// file:///home/demo/module.mjs

The returned URL gives the absolute path to the current file.

Why All The Incompatibilities?

The differences between CJS and ESM run much deeper than simple syntactic changes. CJS is a synchronous system; when you require() a module, Node loads it straight from the disk and executes its content. ESM is asynchronous and splits script imports into several distinct phases. Imports are parsed, asynchronously loaded from their storage location, then executed once all their own imports have been retrieved in the same way.

ESM is engineered as a modern module loading solution with broad applications. This is why ESM modules are suitable for use in web browsers: they’re asynchronous by design, so slow networks aren’t a problem.

The asynchronous nature of ESM is also responsible for the limitations around its use in CJS code. CJS files don’t support top-level await so you can’t use import on its own:

// this...
import component from "component.mjs";
 
// ...can be seen as equivalent to this...
const component = await import("component.mjs");
 
// ...but top-level "await" isn't available in CJS

Hence you have to use the dynamic import() structure inside an async function.

Should You Switch to ES Modules?

The simple answer is yes. ES Modules are the standardized way to import and export JavaScript code. CJS gave Node a module system when the language lacked its own. Now one’s available, it’s best for the long-term health of the community to adopt the approach described by the ECMAScript standard.

ESM is also the more powerful system. Because it’s asynchronous you get dynamic imports, remote imports from URLs, and improved performance in some situations. You can reuse your modules with other JavaScript runtimes too, such as code that’s delivered straight to web browsers via <script type="module"> HTML tags.

Nonetheless migration remains challenging for many existing Node.js projects. CJS isn’t going away any time soon. In the meantime, you can ease the transition by offering both CJS and ESM exports for your own libraries. This is best achieved by writing a thin ESM wrapper around any existing CJS exports:

import demoComponent from "../cjs-component-demo.js";
import exampleComponent from "../cjs-component-example.js";
export {demoComponent, exampleComponent};

Place this file inside a new esm subdirectory in your project. Add a package.json alongside it containing the {"type": "module"} field.

Next update the package.json at your project’s root to include the following content:

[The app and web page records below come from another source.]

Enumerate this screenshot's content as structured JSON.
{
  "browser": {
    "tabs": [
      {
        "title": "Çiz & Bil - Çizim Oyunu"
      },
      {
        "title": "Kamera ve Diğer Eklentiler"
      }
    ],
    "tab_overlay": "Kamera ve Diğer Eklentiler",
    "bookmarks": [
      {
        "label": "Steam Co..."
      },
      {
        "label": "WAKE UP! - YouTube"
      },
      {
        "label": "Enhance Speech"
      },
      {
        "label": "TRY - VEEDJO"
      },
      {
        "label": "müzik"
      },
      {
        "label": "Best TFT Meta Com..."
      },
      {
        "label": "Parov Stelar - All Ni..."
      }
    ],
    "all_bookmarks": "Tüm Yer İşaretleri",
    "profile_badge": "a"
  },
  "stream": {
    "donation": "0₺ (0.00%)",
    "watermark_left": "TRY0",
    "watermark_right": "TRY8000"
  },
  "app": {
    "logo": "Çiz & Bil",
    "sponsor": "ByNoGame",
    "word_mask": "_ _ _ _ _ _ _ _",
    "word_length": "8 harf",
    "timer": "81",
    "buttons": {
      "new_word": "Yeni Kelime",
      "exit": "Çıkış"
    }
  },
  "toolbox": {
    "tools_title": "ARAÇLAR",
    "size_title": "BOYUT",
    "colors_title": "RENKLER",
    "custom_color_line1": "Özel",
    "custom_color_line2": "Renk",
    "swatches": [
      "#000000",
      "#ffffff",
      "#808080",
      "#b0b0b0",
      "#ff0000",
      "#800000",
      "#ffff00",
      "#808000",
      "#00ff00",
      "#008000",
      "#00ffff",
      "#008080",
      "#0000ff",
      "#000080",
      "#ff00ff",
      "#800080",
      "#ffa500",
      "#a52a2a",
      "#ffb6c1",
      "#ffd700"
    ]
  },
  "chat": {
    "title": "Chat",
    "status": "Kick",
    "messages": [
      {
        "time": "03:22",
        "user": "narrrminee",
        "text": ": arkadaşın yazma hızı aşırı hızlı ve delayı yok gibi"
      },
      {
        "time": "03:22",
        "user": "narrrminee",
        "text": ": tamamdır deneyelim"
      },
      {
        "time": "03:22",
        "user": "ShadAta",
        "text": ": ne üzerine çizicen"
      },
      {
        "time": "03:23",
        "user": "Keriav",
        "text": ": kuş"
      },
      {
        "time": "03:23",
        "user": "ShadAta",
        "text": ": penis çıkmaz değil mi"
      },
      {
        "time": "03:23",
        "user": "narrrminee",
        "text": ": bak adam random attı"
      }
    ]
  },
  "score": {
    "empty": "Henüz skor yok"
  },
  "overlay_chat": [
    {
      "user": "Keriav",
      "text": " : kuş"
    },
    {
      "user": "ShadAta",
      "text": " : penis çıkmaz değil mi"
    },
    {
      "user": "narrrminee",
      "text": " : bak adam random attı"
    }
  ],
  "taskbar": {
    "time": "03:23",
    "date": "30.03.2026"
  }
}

{
    "exports": {
        "require": "./cjs-index.js",
        "import": "./esm/esm-index.js"
    }
}

This tells Node to provide your CJS entrypoint when users of your package require() an export. When import is used, your ESM wrapper script will be offered instead. Beware that this import map functionality brings along another side effect too: users will be limited to only the exports provided by your entrypoint file. Loading specific files via in-package paths (import demo from "example-package/path/to/file.js) is disabled when an import map is present.

Summary

The Node.js module landscape can be painful, especially when you need compatibility with both CJS and ESM. Although things have improved with the stabilization of ESM support, you still need to decide upfront which module system should be the “default” for your project. Loading code from the “other” system is possible but often uncomfortable, particularly when CJS depends on ESM.

Matters will gradually improve as more major projects switch to adopting ESM as their preferred approach. Yet with so much CJS code in existence, wholesale migration is unrealistic and it’s likely both mechanisms will be used side-by-side – with all the trade-offs that entails – for several more years to come.

If you’re starting a new library, make sure you’re distributing ESM-compatible code and try to use it as your default system where possible. This should help the Node ecosystem converge on ESM, realigning it with ES standards.

Profile Photo for James Walker James Walker
James Walker is a contributor to How-To Geek DevOps. He is the founder of Heron Web, a UK-based digital agency providing bespoke software development services to SMEs. He has experience managing complete end-to-end web development workflows, using technologies including Linux, GitLab, Docker, and Kubernetes.
Read Full Bio »